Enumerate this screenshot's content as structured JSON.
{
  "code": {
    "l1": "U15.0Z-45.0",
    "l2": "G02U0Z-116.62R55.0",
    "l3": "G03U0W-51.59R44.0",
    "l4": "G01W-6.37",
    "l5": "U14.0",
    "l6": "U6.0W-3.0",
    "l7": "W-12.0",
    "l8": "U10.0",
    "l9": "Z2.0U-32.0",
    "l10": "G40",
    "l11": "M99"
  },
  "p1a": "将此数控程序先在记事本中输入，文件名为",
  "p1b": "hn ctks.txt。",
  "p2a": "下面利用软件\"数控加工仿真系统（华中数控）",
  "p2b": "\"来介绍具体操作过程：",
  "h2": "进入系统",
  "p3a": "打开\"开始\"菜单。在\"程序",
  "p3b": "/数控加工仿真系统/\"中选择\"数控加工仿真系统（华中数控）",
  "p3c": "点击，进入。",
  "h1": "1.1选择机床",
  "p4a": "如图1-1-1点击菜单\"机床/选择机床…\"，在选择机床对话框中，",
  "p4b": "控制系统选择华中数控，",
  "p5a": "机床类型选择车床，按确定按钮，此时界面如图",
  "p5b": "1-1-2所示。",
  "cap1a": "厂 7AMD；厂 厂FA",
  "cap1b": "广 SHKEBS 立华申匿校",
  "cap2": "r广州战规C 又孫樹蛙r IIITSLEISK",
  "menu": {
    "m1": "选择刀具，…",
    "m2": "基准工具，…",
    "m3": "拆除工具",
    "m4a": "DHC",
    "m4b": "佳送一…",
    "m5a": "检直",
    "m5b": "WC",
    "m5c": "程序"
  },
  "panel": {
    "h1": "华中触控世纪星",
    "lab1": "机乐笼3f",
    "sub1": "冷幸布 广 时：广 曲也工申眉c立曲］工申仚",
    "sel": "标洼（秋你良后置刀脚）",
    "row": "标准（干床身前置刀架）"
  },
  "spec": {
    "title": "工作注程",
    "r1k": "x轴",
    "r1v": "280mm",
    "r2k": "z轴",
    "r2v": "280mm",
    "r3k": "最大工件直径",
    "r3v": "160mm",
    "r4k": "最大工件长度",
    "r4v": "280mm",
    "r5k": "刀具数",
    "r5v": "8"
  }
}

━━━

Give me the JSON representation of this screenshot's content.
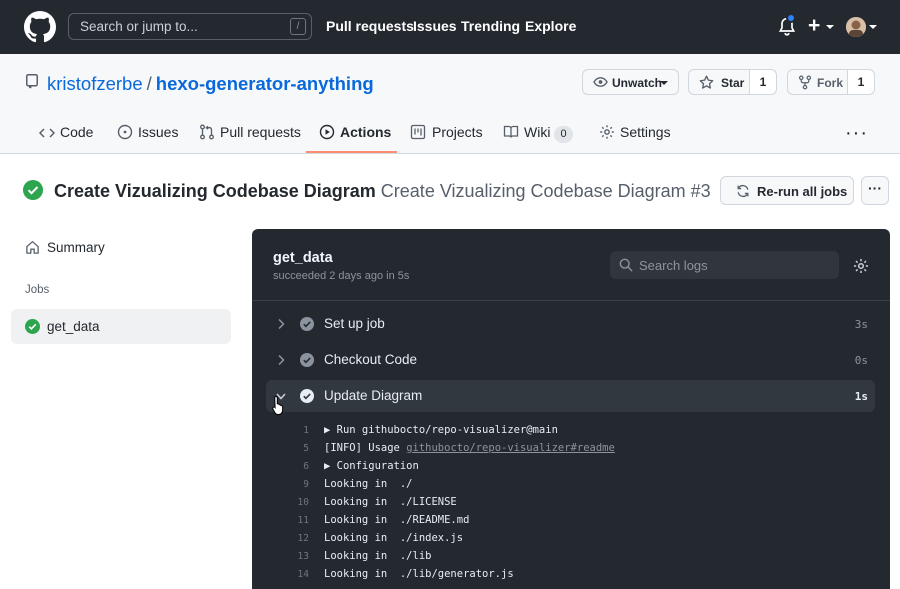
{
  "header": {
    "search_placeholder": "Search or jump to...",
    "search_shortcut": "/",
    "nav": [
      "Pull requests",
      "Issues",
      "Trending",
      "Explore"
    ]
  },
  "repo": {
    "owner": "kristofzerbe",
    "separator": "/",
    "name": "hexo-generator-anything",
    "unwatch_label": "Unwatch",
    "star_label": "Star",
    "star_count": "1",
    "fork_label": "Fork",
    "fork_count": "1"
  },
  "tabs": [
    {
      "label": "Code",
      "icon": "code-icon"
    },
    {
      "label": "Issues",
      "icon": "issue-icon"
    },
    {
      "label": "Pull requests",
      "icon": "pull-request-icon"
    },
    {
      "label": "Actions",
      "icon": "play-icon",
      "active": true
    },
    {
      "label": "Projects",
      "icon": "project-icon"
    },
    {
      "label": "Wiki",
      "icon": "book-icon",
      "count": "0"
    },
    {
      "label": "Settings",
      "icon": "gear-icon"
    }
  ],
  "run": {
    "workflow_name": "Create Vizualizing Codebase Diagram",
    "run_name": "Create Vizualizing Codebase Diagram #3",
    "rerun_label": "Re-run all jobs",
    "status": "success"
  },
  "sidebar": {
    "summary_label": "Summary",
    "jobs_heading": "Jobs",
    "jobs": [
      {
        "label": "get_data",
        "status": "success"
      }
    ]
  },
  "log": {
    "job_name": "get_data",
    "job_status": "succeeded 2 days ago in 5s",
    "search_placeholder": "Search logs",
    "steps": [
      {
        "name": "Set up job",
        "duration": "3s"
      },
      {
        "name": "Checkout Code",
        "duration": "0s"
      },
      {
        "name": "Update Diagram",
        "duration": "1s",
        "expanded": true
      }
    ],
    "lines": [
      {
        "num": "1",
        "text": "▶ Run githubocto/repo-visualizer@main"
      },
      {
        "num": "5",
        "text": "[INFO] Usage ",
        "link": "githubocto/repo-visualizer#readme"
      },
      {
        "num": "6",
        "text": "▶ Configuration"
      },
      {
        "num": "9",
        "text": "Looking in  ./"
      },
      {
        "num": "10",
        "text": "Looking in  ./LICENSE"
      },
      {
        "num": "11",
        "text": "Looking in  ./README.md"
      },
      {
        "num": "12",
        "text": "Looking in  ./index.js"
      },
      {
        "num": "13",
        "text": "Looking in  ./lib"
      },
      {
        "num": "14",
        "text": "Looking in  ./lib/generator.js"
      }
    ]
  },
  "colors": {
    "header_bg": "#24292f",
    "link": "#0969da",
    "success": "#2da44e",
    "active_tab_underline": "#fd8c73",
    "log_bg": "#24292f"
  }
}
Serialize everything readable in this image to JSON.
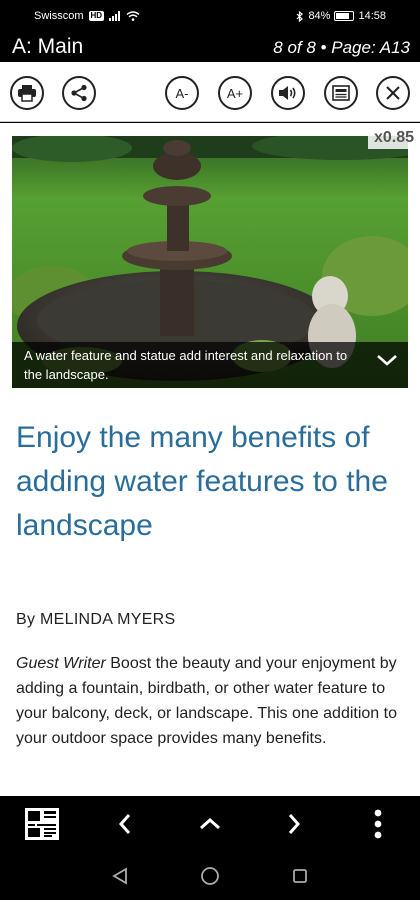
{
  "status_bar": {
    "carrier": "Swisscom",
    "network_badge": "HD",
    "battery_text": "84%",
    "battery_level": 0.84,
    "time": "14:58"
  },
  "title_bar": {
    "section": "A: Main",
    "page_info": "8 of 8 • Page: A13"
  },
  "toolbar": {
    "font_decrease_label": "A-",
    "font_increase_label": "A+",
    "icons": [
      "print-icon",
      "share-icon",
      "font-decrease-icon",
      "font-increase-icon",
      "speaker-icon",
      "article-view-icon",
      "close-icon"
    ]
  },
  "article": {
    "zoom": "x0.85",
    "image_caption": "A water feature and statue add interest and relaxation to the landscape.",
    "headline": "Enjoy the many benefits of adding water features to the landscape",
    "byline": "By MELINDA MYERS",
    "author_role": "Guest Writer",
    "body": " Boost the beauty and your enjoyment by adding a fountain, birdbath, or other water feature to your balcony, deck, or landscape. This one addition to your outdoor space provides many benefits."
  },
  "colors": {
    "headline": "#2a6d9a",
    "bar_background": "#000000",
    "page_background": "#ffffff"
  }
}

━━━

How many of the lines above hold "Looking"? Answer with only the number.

6